Skip to comments.The Air Force Seeks the F-22's Low-Tech Alternative (bring back the Mustang?)
Posted on 08/27/2009 7:17:59 AM PDT by markomalley
The Air Force spent years fighting to keep building the $350 million F-22 fighter, an airplane crammed with so much gee-whiz technology there's a law barring it from being sold to any other nation. But since no other nation is building such a plane to challenge it, the F-22 has become a costly investment with an uncertain payoff, and Defense Secretary Robert Gates just killed it. That sent an unmistakable message to the two new top Air Force officials Gates recently appointed, and now the service is seeking 100 slower, lower-flying and far cheaper airplanes most likely prop-driven that it can use to kill insurgents today and use to train local pilots such as Afghans or Iraqis tomorrow.
The list of requirements for what the Air Force is calling its Light Attack Armed Reconnaissance plane is fairly basic, and harkens back to the Vietnam-era A-1 Skyraider. It must be capable of flying 900-mile missions at up to 200 miles per hour (compared with up to 1500 mph for the F-22), including at night and poor weather. It will carry guns and rockets, along with a pair of 500-pound bombs, according to an Air Force solicitation issued last month. It will have to fly to and from dirt airfields where the only ground support is fuel. The its two pilots will have warning systems for enemy radars and missiles, an armored cockpit and self-sealing fuel tanks and ejection seats if those protections fail. It should convert from an attack plane to a trainer by simply removing those weapons.

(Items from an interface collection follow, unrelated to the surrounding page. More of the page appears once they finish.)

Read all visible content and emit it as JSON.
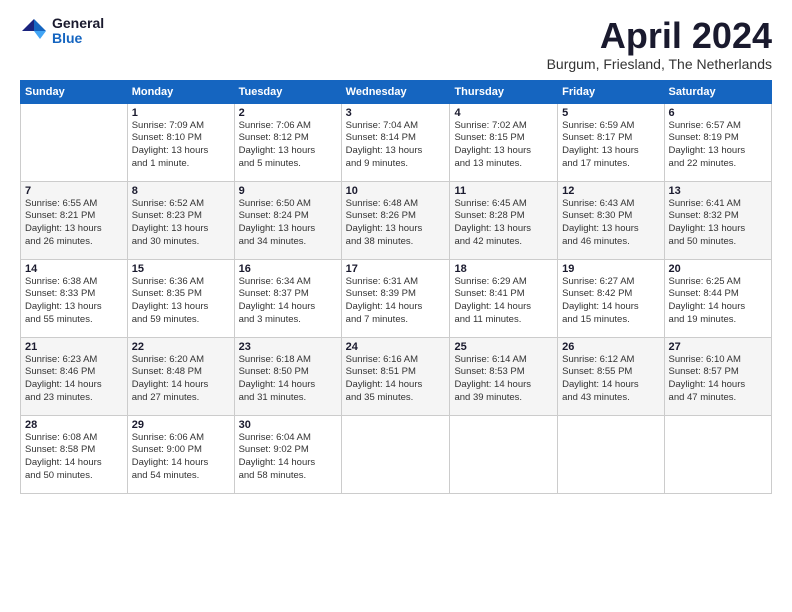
{
  "logo": {
    "general": "General",
    "blue": "Blue"
  },
  "header": {
    "month": "April 2024",
    "location": "Burgum, Friesland, The Netherlands"
  },
  "weekdays": [
    "Sunday",
    "Monday",
    "Tuesday",
    "Wednesday",
    "Thursday",
    "Friday",
    "Saturday"
  ],
  "weeks": [
    [
      {
        "day": "",
        "info": ""
      },
      {
        "day": "1",
        "info": "Sunrise: 7:09 AM\nSunset: 8:10 PM\nDaylight: 13 hours\nand 1 minute."
      },
      {
        "day": "2",
        "info": "Sunrise: 7:06 AM\nSunset: 8:12 PM\nDaylight: 13 hours\nand 5 minutes."
      },
      {
        "day": "3",
        "info": "Sunrise: 7:04 AM\nSunset: 8:14 PM\nDaylight: 13 hours\nand 9 minutes."
      },
      {
        "day": "4",
        "info": "Sunrise: 7:02 AM\nSunset: 8:15 PM\nDaylight: 13 hours\nand 13 minutes."
      },
      {
        "day": "5",
        "info": "Sunrise: 6:59 AM\nSunset: 8:17 PM\nDaylight: 13 hours\nand 17 minutes."
      },
      {
        "day": "6",
        "info": "Sunrise: 6:57 AM\nSunset: 8:19 PM\nDaylight: 13 hours\nand 22 minutes."
      }
    ],
    [
      {
        "day": "7",
        "info": "Sunrise: 6:55 AM\nSunset: 8:21 PM\nDaylight: 13 hours\nand 26 minutes."
      },
      {
        "day": "8",
        "info": "Sunrise: 6:52 AM\nSunset: 8:23 PM\nDaylight: 13 hours\nand 30 minutes."
      },
      {
        "day": "9",
        "info": "Sunrise: 6:50 AM\nSunset: 8:24 PM\nDaylight: 13 hours\nand 34 minutes."
      },
      {
        "day": "10",
        "info": "Sunrise: 6:48 AM\nSunset: 8:26 PM\nDaylight: 13 hours\nand 38 minutes."
      },
      {
        "day": "11",
        "info": "Sunrise: 6:45 AM\nSunset: 8:28 PM\nDaylight: 13 hours\nand 42 minutes."
      },
      {
        "day": "12",
        "info": "Sunrise: 6:43 AM\nSunset: 8:30 PM\nDaylight: 13 hours\nand 46 minutes."
      },
      {
        "day": "13",
        "info": "Sunrise: 6:41 AM\nSunset: 8:32 PM\nDaylight: 13 hours\nand 50 minutes."
      }
    ],
    [
      {
        "day": "14",
        "info": "Sunrise: 6:38 AM\nSunset: 8:33 PM\nDaylight: 13 hours\nand 55 minutes."
      },
      {
        "day": "15",
        "info": "Sunrise: 6:36 AM\nSunset: 8:35 PM\nDaylight: 13 hours\nand 59 minutes."
      },
      {
        "day": "16",
        "info": "Sunrise: 6:34 AM\nSunset: 8:37 PM\nDaylight: 14 hours\nand 3 minutes."
      },
      {
        "day": "17",
        "info": "Sunrise: 6:31 AM\nSunset: 8:39 PM\nDaylight: 14 hours\nand 7 minutes."
      },
      {
        "day": "18",
        "info": "Sunrise: 6:29 AM\nSunset: 8:41 PM\nDaylight: 14 hours\nand 11 minutes."
      },
      {
        "day": "19",
        "info": "Sunrise: 6:27 AM\nSunset: 8:42 PM\nDaylight: 14 hours\nand 15 minutes."
      },
      {
        "day": "20",
        "info": "Sunrise: 6:25 AM\nSunset: 8:44 PM\nDaylight: 14 hours\nand 19 minutes."
      }
    ],
    [
      {
        "day": "21",
        "info": "Sunrise: 6:23 AM\nSunset: 8:46 PM\nDaylight: 14 hours\nand 23 minutes."
      },
      {
        "day": "22",
        "info": "Sunrise: 6:20 AM\nSunset: 8:48 PM\nDaylight: 14 hours\nand 27 minutes."
      },
      {
        "day": "23",
        "info": "Sunrise: 6:18 AM\nSunset: 8:50 PM\nDaylight: 14 hours\nand 31 minutes."
      },
      {
        "day": "24",
        "info": "Sunrise: 6:16 AM\nSunset: 8:51 PM\nDaylight: 14 hours\nand 35 minutes."
      },
      {
        "day": "25",
        "info": "Sunrise: 6:14 AM\nSunset: 8:53 PM\nDaylight: 14 hours\nand 39 minutes."
      },
      {
        "day": "26",
        "info": "Sunrise: 6:12 AM\nSunset: 8:55 PM\nDaylight: 14 hours\nand 43 minutes."
      },
      {
        "day": "27",
        "info": "Sunrise: 6:10 AM\nSunset: 8:57 PM\nDaylight: 14 hours\nand 47 minutes."
      }
    ],
    [
      {
        "day": "28",
        "info": "Sunrise: 6:08 AM\nSunset: 8:58 PM\nDaylight: 14 hours\nand 50 minutes."
      },
      {
        "day": "29",
        "info": "Sunrise: 6:06 AM\nSunset: 9:00 PM\nDaylight: 14 hours\nand 54 minutes."
      },
      {
        "day": "30",
        "info": "Sunrise: 6:04 AM\nSunset: 9:02 PM\nDaylight: 14 hours\nand 58 minutes."
      },
      {
        "day": "",
        "info": ""
      },
      {
        "day": "",
        "info": ""
      },
      {
        "day": "",
        "info": ""
      },
      {
        "day": "",
        "info": ""
      }
    ]
  ]
}
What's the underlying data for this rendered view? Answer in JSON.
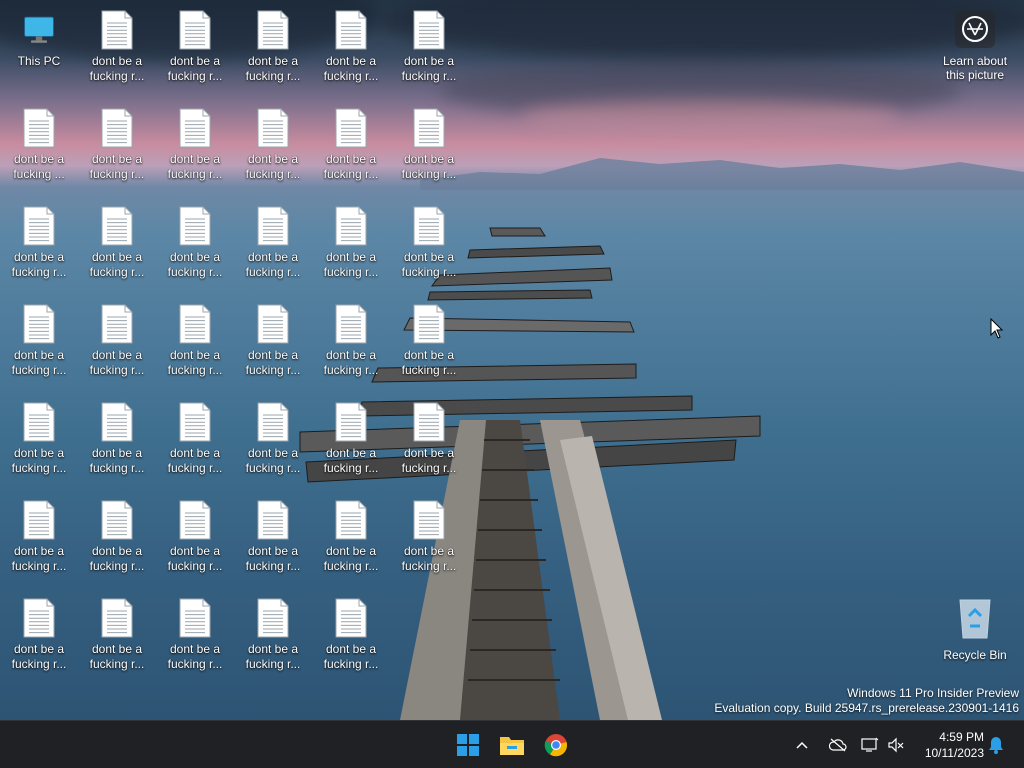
{
  "desktop": {
    "this_pc_label": "This PC",
    "file_label_full": "dont be a\nfucking r...",
    "file_label_short": "dont be a\nfucking ...",
    "learn_label": "Learn about\nthis picture",
    "recycle_label": "Recycle Bin",
    "watermark_line1": "Windows 11 Pro Insider Preview",
    "watermark_line2": "Evaluation copy. Build 25947.rs_prerelease.230901-1416"
  },
  "taskbar": {
    "time": "4:59 PM",
    "date": "10/11/2023",
    "icons": [
      "start-icon",
      "file-explorer-icon",
      "chrome-icon",
      "chevron-up-icon",
      "cloud-off-icon",
      "network-icon",
      "volume-muted-icon",
      "bell-icon"
    ]
  },
  "colors": {
    "taskbar_bg": "#1f2124",
    "windows_blue": "#2a9fe8",
    "folder_yellow": "#f4c443"
  }
}
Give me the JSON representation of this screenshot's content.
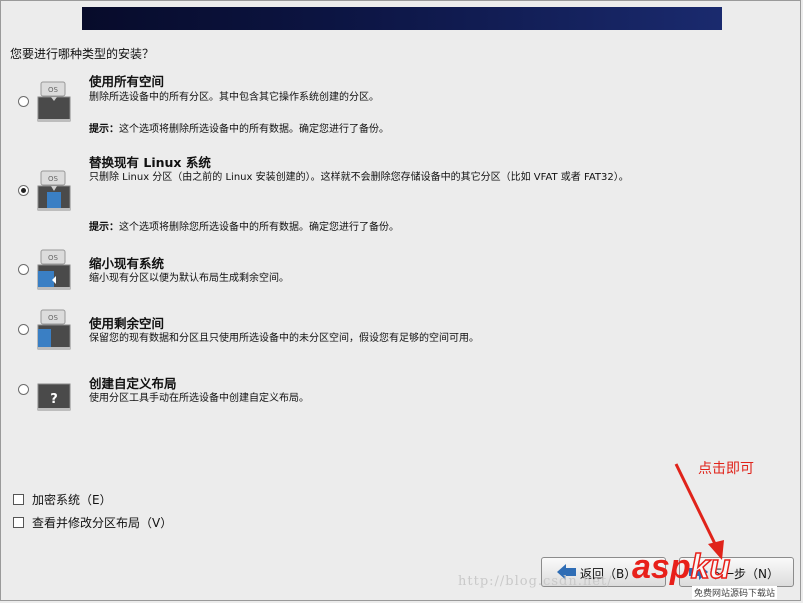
{
  "installer": {
    "question": "您要进行哪种类型的安装？",
    "options": [
      {
        "title": "使用所有空间",
        "description": "删除所选设备中的所有分区。其中包含其它操作系统创建的分区。",
        "tip_label": "提示：",
        "tip_text": "这个选项将删除所选设备中的所有数据。确定您进行了备份。",
        "selected": false,
        "icon": "disk-full-icon"
      },
      {
        "title": "替换现有 Linux 系统",
        "description": "只删除 Linux 分区（由之前的 Linux 安装创建的）。这样就不会删除您存储设备中的其它分区（比如 VFAT 或者 FAT32）。",
        "tip_label": "提示：",
        "tip_text": "这个选项将删除您所选设备中的所有数据。确定您进行了备份。",
        "selected": true,
        "icon": "disk-replace-icon"
      },
      {
        "title": "缩小现有系统",
        "description": "缩小现有分区以便为默认布局生成剩余空间。",
        "selected": false,
        "icon": "disk-shrink-icon"
      },
      {
        "title": "使用剩余空间",
        "description": "保留您的现有数据和分区且只使用所选设备中的未分区空间，假设您有足够的空间可用。",
        "selected": false,
        "icon": "disk-free-space-icon"
      },
      {
        "title": "创建自定义布局",
        "description": "使用分区工具手动在所选设备中创建自定义布局。",
        "selected": false,
        "icon": "disk-custom-icon"
      }
    ],
    "checkboxes": [
      {
        "label": "加密系统（E）",
        "checked": false
      },
      {
        "label": "查看并修改分区布局（V）",
        "checked": false
      }
    ],
    "buttons": {
      "back": "返回（B）",
      "next": "下一步（N）"
    },
    "disk_icon_label": "OS",
    "custom_icon_label": "?"
  },
  "annotation": "点击即可",
  "watermark": "http://blog.csdn.net/",
  "logo": {
    "asp": "asp",
    "ku": "ku",
    "sub": "免费网站源码下载站"
  },
  "colors": {
    "banner": "#0d1646",
    "annotation": "#e0231a",
    "disk_blue": "#3a7fc4"
  }
}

(Excerpt) Read more at time.com ...
“A contract to build 242 new A-10 wing sets was awarded to Boeing on 29 June 2007”
the skyraider was a kick ass aircraft....for the role of hunting and fighting insurgents and close ground support role, it is an excellent platform...just because it is not a jet does not render it useless by any means...i say buy a few hundred of them and turn them loose..
Just like that. No big deal, huh?
Prop driven, really? Nice fact free article.
Exactly, Bi-planes would be cheaper
That’s the plane we need!
Just add some all-weather attack capability - maybe in pods to keep the unit price down and increase flexibility. It’s time for “The Return of the Spad!”
The list of requirements must have a GE engine after all they own D.C.
Boeing is building something like 200 new sets of wings for the existing fleet of A-10's.
Last I heard, where the assembly line for the A-10 was once located, there is now a Home Depot. A-10s are being sent to Davis-Monthan AFB in Arizona where their wings are being rebuilt and electronics are being upgraded. They are being returned to service as A-10Cs. A number of countries operate trainers that can be fitted up as light attack aircraft. We have had attack versions of the At-6, the T-28 and the T-33. However, in order to allow the âlittle guysâ to do their thing, it is necessary to achieve and maintain aerial superiority.
A prop aircraft might not have enough IR signature for many man-portable SAMs to lock on.
The Air Tractor...yep...thats right...the famous crop duster is being looked at for light attack and intel/time on station recon duty.
Its beating the pants of its competition.
Skyraider was great ... in the 1950s.
Do we really want to field an aircraft that burns avgas in a radial engine?
How do you think it would fare against modern air defenses, from ManPADS on up?
Is 8000lb really enough payload? Is an all-aluminum, riveted airframe really the way to build an aircraft in 2009?
I hate to agree with these folks when we really DO need more F-22s...
But, when was the last time an enemy shot a SAM at us?
It doesn’t make any sense to use a $350 million F-22 for “air to mud” in an environment where we have air dominance. It DOES make sense to use a slow, cheap aircraft with a good loiter time. We need NCO pilots and something equivalent to the A-1 Skyraider for COIN air support. Another aircraft that would be perfect would be a buffed-up OV-10 Bronco.
UCAVs armed with latest AAMs coupled with Raptor-like long-range look-up, look-down early detection sensors, etc.
2003. Coincidentally, that was also the last time we fought an organised enemy.
I think the USSR, after their experience in Afghanistan, might tend to question that assertion.